> [What to produce] Every line of the records below that has the word "image" should be copied.

##############################

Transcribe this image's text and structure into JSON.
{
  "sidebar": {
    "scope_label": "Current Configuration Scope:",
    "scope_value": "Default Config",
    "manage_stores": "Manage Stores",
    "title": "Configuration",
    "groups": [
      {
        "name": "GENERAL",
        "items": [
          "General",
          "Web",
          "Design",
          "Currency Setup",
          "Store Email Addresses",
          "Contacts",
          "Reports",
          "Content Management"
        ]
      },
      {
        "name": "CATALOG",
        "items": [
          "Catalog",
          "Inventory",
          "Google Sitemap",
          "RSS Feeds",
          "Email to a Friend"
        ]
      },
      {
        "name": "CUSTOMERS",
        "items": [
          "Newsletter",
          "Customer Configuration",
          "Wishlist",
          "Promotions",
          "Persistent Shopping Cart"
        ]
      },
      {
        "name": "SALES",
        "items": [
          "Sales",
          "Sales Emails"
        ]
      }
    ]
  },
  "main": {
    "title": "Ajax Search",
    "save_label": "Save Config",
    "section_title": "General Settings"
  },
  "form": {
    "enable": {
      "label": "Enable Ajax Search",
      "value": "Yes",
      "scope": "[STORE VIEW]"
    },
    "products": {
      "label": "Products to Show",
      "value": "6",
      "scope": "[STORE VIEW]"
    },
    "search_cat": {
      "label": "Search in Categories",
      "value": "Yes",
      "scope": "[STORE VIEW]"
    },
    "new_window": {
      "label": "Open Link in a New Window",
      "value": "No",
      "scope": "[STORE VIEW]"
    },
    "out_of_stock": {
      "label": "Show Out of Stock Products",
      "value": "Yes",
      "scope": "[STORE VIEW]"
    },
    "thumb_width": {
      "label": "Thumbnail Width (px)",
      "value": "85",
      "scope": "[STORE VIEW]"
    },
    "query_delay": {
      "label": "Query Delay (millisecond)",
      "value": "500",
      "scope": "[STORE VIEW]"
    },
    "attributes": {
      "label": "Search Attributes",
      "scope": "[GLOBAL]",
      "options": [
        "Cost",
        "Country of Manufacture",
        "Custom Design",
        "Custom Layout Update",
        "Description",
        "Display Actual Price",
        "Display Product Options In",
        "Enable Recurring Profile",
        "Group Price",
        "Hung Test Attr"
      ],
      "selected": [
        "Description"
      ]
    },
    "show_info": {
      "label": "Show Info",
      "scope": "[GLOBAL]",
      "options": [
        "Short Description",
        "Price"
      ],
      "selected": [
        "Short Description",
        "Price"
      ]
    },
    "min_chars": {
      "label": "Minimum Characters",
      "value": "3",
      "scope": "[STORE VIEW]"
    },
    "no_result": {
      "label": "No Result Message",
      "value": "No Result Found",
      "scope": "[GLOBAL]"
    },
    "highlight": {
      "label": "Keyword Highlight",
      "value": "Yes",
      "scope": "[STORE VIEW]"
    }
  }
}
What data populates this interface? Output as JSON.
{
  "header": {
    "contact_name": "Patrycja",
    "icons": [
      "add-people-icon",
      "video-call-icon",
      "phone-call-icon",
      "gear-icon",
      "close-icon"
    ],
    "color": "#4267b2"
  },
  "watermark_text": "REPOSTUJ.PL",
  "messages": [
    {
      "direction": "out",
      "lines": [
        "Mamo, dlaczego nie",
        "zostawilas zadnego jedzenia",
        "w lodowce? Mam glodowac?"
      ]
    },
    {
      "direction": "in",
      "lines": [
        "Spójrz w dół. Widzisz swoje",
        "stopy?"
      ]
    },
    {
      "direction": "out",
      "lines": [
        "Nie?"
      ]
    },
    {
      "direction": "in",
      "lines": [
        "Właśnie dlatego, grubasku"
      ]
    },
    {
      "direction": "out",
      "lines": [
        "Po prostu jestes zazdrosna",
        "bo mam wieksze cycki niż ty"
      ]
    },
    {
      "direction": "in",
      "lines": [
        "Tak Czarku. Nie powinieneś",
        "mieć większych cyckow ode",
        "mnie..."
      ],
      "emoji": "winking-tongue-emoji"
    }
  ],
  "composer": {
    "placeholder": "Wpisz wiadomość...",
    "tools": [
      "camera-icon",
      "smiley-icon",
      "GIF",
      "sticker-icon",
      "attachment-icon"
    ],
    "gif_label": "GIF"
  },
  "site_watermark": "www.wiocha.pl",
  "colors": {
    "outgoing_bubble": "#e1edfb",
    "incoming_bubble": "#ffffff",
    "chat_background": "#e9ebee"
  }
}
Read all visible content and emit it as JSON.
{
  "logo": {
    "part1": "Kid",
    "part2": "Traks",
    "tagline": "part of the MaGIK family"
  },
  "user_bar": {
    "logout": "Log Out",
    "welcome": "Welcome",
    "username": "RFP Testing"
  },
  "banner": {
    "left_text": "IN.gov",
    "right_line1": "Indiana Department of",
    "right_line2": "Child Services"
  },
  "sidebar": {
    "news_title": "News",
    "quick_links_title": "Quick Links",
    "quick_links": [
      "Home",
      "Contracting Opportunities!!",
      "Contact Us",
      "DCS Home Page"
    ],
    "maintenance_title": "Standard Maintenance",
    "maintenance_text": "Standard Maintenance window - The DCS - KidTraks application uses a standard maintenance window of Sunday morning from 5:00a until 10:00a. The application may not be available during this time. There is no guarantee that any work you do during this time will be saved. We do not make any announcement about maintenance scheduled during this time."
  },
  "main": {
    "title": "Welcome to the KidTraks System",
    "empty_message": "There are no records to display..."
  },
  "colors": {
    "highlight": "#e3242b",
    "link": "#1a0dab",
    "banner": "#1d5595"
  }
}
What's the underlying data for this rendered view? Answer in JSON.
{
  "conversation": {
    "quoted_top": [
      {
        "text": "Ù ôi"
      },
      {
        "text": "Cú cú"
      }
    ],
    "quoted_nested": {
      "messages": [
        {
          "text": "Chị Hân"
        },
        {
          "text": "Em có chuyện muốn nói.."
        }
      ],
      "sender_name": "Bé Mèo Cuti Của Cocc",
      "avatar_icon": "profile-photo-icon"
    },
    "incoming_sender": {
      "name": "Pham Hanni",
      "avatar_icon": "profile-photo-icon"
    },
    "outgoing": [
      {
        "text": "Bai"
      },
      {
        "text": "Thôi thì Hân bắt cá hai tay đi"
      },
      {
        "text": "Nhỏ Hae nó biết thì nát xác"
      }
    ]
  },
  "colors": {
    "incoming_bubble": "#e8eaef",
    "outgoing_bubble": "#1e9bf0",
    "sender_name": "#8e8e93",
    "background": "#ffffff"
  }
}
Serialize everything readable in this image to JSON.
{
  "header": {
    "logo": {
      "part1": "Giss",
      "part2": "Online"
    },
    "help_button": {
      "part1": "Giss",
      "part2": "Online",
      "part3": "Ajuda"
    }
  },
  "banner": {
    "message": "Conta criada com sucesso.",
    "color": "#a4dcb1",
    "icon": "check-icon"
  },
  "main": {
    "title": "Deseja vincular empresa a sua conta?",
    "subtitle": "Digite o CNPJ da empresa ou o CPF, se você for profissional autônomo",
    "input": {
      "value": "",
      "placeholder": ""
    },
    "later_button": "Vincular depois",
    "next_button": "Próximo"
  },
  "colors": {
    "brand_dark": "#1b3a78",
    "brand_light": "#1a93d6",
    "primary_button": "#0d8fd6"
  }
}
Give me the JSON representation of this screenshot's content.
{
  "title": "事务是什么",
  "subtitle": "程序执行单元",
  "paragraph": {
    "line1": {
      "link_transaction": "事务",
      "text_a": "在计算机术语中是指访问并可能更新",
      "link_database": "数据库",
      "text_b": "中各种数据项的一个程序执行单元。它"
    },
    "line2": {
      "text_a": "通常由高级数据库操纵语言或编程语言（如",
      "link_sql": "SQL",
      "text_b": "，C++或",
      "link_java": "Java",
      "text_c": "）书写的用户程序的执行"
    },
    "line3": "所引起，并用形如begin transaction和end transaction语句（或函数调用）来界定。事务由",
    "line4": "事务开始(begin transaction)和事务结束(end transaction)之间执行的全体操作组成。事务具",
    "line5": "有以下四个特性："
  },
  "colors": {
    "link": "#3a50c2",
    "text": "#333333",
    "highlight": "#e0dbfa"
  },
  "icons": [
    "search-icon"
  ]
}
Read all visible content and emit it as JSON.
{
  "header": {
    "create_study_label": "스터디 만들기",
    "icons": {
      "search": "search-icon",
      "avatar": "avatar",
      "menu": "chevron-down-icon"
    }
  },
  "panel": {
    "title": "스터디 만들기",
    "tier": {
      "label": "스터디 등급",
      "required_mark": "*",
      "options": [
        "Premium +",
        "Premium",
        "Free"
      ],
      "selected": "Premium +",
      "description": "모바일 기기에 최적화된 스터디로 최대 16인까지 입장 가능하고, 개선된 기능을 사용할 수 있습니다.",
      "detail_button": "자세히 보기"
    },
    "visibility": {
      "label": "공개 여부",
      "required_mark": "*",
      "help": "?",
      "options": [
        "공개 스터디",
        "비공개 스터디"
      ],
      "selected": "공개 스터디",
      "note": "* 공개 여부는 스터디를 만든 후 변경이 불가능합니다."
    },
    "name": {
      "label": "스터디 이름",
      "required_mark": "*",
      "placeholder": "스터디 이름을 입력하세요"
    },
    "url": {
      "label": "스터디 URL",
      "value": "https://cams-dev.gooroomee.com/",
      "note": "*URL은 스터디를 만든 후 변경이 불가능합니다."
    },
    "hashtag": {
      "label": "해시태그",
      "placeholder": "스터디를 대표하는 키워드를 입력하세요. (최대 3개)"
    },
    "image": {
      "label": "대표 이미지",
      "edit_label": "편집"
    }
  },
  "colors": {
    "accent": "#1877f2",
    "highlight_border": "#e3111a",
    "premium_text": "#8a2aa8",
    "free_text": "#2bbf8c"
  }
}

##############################

> [Answer to the exercise]
Transcribe this image's text and structure into JSON.
Serialize everything readable in this image to JSON.
    "image": {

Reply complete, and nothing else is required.